═══ EXERCISE MATERIALS ═══

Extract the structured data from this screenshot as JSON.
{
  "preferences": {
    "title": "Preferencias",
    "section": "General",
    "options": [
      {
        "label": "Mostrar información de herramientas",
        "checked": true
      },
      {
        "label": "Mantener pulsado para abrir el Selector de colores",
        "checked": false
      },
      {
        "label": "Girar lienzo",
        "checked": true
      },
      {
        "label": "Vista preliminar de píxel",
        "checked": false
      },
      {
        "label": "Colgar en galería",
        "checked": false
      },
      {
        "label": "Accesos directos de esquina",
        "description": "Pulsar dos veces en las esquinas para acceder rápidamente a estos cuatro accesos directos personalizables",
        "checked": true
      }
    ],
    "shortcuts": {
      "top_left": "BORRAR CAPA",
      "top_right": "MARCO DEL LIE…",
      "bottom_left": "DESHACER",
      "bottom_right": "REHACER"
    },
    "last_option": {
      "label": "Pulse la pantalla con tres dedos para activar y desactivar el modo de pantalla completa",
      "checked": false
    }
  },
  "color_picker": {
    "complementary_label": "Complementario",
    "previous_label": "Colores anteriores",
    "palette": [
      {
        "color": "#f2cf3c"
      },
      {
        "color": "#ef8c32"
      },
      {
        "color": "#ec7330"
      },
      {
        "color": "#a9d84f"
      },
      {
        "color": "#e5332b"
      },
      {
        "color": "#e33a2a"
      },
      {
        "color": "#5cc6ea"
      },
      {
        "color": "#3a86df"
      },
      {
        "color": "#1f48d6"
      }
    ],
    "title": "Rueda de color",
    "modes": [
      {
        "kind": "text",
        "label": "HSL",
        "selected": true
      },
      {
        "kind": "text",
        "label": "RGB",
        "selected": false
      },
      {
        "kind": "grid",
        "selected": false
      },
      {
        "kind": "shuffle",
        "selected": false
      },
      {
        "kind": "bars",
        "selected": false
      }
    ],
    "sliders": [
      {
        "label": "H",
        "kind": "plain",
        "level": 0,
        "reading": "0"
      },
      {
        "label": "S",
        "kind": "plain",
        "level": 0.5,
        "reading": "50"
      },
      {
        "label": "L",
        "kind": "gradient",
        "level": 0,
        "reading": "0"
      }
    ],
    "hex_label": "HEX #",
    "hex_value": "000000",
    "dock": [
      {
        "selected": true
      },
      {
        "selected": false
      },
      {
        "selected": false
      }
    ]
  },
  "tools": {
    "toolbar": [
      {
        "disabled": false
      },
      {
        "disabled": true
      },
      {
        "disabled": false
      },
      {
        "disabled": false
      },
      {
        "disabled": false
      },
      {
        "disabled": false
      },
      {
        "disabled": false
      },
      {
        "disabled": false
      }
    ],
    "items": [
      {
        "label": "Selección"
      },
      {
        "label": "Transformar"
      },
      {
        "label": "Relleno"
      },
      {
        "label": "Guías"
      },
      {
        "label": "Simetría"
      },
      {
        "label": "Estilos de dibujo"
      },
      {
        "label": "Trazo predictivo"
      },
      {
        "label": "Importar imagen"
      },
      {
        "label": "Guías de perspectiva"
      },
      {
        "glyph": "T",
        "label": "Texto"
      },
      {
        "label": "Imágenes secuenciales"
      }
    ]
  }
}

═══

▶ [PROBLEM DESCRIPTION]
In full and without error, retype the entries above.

▶ [SOLUTION TO THIS PROBLEM]
Extract the structured data from this screenshot as JSON.
{
  "preferences": {
    "title": "Preferencias",
    "section": "General",
    "options": [
      {
        "label": "Mostrar información de herramientas",
        "checked": true
      },
      {
        "label": "Mantener pulsado para abrir el Selector de colores",
        "checked": false
      },
      {
        "label": "Girar lienzo",
        "checked": true
      },
      {
        "label": "Vista preliminar de píxel",
        "checked": false
      },
      {
        "label": "Colgar en galería",
        "checked": false
      },
      {
        "label": "Accesos directos de esquina",
        "description": "Pulsar dos veces en las esquinas para acceder rápidamente a estos cuatro accesos directos personalizables",
        "checked": true
      }
    ],
    "shortcuts": {
      "top_left": "BORRAR CAPA",
      "top_right": "MARCO DEL LIE…",
      "bottom_left": "DESHACER",
      "bottom_right": "REHACER"
    },
    "last_option": {
      "label": "Pulse la pantalla con tres dedos para activar y desactivar el modo de pantalla completa",
      "checked": false
    }
  },
  "color_picker": {
    "complementary_label": "Complementario",
    "previous_label": "Colores anteriores",
    "palette": [
      {
        "color": "#f2cf3c"
      },
      {
        "color": "#ef8c32"
      },
      {
        "color": "#ec7330"
      },
      {
        "color": "#a9d84f"
      },
      {
        "color": "#e5332b"
      },
      {
        "color": "#e33a2a"
      },
      {
        "color": "#5cc6ea"
      },
      {
        "color": "#3a86df"
      },
      {
        "color": "#1f48d6"
      }
    ],
    "title": "Rueda de color",
    "modes": [
      {
        "kind": "text",
        "label": "HSL",
        "selected": true
      },
      {
        "kind": "text",
        "label": "RGB",
        "selected": false
      },
      {
        "kind": "grid",
        "selected": false
      },
      {
        "kind": "shuffle",
        "selected": false
      },
      {
        "kind": "bars",
        "selected": false
      }
    ],
    "sliders": [
      {
        "label": "H",
        "kind": "plain",
        "level": 0,
        "reading": "0"
      },
      {
        "label": "S",
        "kind": "plain",
        "level": 0.5,
        "reading": "50"
      },
      {
        "label": "L",
        "kind": "gradient",
        "level": 0,
        "reading": "0"
      }
    ],
    "hex_label": "HEX #",
    "hex_value": "000000",
    "dock": [
      {
        "selected": true
      },
      {
        "selected": false
      },
      {
        "selected": false
      }
    ]
  },
  "tools": {
    "toolbar": [
      {
        "disabled": false
      },
      {
        "disabled": true
      },
      {
        "disabled": false
      },
      {
        "disabled": false
      },
      {
        "disabled": false
      },
      {
        "disabled": false
      },
      {
        "disabled": false
      },
      {
        "disabled": false
      }
    ],
    "items": [
      {
        "label": "Selección"
      },
      {
        "label": "Transformar"
      },
      {
        "label": "Relleno"
      },
      {
        "label": "Guías"
      },
      {
        "label": "Simetría"
      },
      {
        "label": "Estilos de dibujo"
      },
      {
        "label": "Trazo predictivo"
      },
      {
        "label": "Importar imagen"
      },
      {
        "label": "Guías de perspectiva"
      },
      {
        "glyph": "T",
        "label": "Texto"
      },
      {
        "label": "Imágenes secuenciales"
      }
    ]
  }
}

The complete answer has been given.